  12. Hesslinger, B. et al. (2002). Psychotherapy of attention deficit hyperactivity disorder in adults. European Archives of Psychiatry and Clinical Neuroscience, 252(4), 177-184
  13. a b Conway, F. et al. (2012). Psychodynamic psychotherapy of ADHD: A review of the literature. Psychotherapy, 49(3), 404-417
  14. Verret, C. et al. (2010). A Physical Activity Program Improves Behavior and Cognitive Functions in Children With ADHD: An Exploratory Study. Journal of Attention Disorders, 6(1) 71–80
  15. Sattelmair, J. (2009). Physically Active Play and Cognition An Academic Matter?. American Journal of Play,
  16. Department of Health. (2014). Australia's Physical Activity and Sedentary Behaviour Guidelines. September 2014. http://www.health.gov.au/internet/main/publishing.nsf/content/health-pubhlth-strateg-phys-act-guidelines#apa1317
  17. Chang, Y. et al. (2012). Effect of Acute Exercise on Executive Function in Children with Attention Deficit Hyperactivity Disorder. Archives of Clinical Neuropsychology, 27(2), 225-237
  18. CHADD. (n.d.). Sports, Exercise, and ADHD. September 2014. http://www.chadd.org/Understanding-ADHD/Parents-Caregivers-of-Children-with-ADHD/Behavior-and-Social-Skills/Sports-Exercise-and-ADHD.aspx
  19. Sampson, K. (2009). On the Move.
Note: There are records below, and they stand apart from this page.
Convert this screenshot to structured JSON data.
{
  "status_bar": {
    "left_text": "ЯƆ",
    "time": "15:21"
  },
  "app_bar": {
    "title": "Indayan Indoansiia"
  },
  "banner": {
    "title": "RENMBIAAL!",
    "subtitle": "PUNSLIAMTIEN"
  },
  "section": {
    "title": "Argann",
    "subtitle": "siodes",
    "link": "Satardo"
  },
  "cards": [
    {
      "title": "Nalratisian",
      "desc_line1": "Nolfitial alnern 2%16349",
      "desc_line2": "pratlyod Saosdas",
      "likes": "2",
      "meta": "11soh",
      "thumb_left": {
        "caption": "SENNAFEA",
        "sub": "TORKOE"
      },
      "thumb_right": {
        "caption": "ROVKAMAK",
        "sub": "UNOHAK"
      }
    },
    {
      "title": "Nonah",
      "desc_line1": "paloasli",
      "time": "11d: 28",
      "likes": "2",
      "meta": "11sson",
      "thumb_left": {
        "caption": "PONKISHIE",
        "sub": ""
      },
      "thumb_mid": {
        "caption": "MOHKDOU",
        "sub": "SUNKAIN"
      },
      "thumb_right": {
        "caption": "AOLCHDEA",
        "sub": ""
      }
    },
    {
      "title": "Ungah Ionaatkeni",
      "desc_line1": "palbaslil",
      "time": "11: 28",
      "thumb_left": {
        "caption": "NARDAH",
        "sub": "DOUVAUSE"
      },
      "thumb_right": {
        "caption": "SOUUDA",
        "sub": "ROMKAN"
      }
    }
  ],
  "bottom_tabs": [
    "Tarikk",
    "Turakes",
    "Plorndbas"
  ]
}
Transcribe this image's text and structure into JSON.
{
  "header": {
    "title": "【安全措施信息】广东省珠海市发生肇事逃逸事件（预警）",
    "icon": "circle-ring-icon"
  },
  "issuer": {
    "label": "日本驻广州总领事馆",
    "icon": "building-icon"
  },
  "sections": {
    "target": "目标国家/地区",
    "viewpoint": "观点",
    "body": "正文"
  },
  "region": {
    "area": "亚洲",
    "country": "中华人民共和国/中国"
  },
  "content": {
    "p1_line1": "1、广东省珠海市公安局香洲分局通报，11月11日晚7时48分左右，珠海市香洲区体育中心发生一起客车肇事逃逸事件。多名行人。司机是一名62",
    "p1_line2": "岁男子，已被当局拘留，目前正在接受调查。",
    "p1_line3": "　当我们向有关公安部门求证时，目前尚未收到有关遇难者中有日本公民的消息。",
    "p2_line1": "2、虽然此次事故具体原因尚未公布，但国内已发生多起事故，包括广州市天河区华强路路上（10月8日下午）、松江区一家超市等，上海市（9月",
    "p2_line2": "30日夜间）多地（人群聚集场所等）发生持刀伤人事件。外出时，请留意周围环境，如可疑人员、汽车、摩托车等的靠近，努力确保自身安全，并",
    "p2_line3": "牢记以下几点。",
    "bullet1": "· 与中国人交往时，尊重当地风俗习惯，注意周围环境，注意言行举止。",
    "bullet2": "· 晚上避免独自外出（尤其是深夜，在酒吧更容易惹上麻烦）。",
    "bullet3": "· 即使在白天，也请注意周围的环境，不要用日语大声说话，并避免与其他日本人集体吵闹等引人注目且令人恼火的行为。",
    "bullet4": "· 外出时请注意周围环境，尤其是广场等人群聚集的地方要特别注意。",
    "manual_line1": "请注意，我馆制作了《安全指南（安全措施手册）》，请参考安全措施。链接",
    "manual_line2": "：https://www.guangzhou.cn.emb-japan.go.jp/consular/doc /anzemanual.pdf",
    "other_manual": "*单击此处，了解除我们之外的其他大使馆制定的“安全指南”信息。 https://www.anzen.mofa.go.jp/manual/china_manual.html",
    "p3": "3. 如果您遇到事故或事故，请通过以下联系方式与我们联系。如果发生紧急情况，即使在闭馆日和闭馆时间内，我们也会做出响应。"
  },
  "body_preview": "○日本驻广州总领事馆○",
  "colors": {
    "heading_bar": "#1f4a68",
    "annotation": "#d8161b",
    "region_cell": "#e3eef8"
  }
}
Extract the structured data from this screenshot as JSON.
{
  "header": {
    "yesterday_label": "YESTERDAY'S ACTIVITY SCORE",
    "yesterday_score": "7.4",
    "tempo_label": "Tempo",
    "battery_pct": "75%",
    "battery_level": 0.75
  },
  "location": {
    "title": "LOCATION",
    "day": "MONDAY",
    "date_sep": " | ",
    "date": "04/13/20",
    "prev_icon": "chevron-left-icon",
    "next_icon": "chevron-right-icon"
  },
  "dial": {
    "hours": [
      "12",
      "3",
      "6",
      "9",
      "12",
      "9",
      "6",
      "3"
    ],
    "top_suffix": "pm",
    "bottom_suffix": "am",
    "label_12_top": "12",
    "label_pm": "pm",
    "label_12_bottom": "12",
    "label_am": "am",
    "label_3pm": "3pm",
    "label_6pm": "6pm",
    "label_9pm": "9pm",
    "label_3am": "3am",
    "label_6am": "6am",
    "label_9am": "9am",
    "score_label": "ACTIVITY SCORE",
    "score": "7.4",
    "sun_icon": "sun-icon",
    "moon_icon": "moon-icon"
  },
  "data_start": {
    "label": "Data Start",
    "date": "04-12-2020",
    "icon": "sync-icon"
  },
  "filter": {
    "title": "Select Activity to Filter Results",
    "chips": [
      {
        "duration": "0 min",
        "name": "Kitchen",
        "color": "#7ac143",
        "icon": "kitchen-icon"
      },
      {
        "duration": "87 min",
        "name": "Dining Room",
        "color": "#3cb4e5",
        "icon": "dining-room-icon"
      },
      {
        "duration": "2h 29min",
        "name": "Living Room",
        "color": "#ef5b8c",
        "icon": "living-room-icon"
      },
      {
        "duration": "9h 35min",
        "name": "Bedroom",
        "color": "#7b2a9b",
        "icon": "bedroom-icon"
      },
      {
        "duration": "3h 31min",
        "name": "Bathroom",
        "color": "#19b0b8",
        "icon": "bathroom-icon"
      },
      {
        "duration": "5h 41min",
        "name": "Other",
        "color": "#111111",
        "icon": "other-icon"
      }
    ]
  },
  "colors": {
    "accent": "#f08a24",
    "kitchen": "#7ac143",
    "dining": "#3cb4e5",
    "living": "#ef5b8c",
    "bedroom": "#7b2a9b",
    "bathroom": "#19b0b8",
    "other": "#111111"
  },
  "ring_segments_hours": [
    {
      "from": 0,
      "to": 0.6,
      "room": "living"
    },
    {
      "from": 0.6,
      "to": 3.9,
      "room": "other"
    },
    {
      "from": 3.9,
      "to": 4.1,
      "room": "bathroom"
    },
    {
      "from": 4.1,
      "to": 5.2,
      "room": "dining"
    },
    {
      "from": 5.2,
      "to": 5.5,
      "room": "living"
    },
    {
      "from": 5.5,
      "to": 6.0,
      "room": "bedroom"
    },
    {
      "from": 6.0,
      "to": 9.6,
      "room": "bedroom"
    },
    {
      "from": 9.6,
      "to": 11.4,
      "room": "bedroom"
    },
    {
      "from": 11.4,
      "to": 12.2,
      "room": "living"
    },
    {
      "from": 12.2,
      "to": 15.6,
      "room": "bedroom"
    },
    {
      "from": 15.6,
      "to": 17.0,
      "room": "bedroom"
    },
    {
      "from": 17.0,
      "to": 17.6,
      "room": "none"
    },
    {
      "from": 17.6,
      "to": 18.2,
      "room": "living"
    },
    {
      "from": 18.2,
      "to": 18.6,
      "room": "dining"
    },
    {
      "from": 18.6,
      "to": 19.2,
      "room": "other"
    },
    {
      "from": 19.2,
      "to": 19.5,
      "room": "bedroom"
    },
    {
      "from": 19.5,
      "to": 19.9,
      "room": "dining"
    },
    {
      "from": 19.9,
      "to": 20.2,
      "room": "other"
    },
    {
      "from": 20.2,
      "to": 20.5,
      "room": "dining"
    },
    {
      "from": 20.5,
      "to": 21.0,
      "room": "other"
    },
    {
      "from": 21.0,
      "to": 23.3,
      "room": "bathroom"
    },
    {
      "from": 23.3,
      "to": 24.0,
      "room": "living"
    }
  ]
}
September 2014. http://www.chadd.org/LinkClick.aspx?fileticket=3FguUggGkjM%3d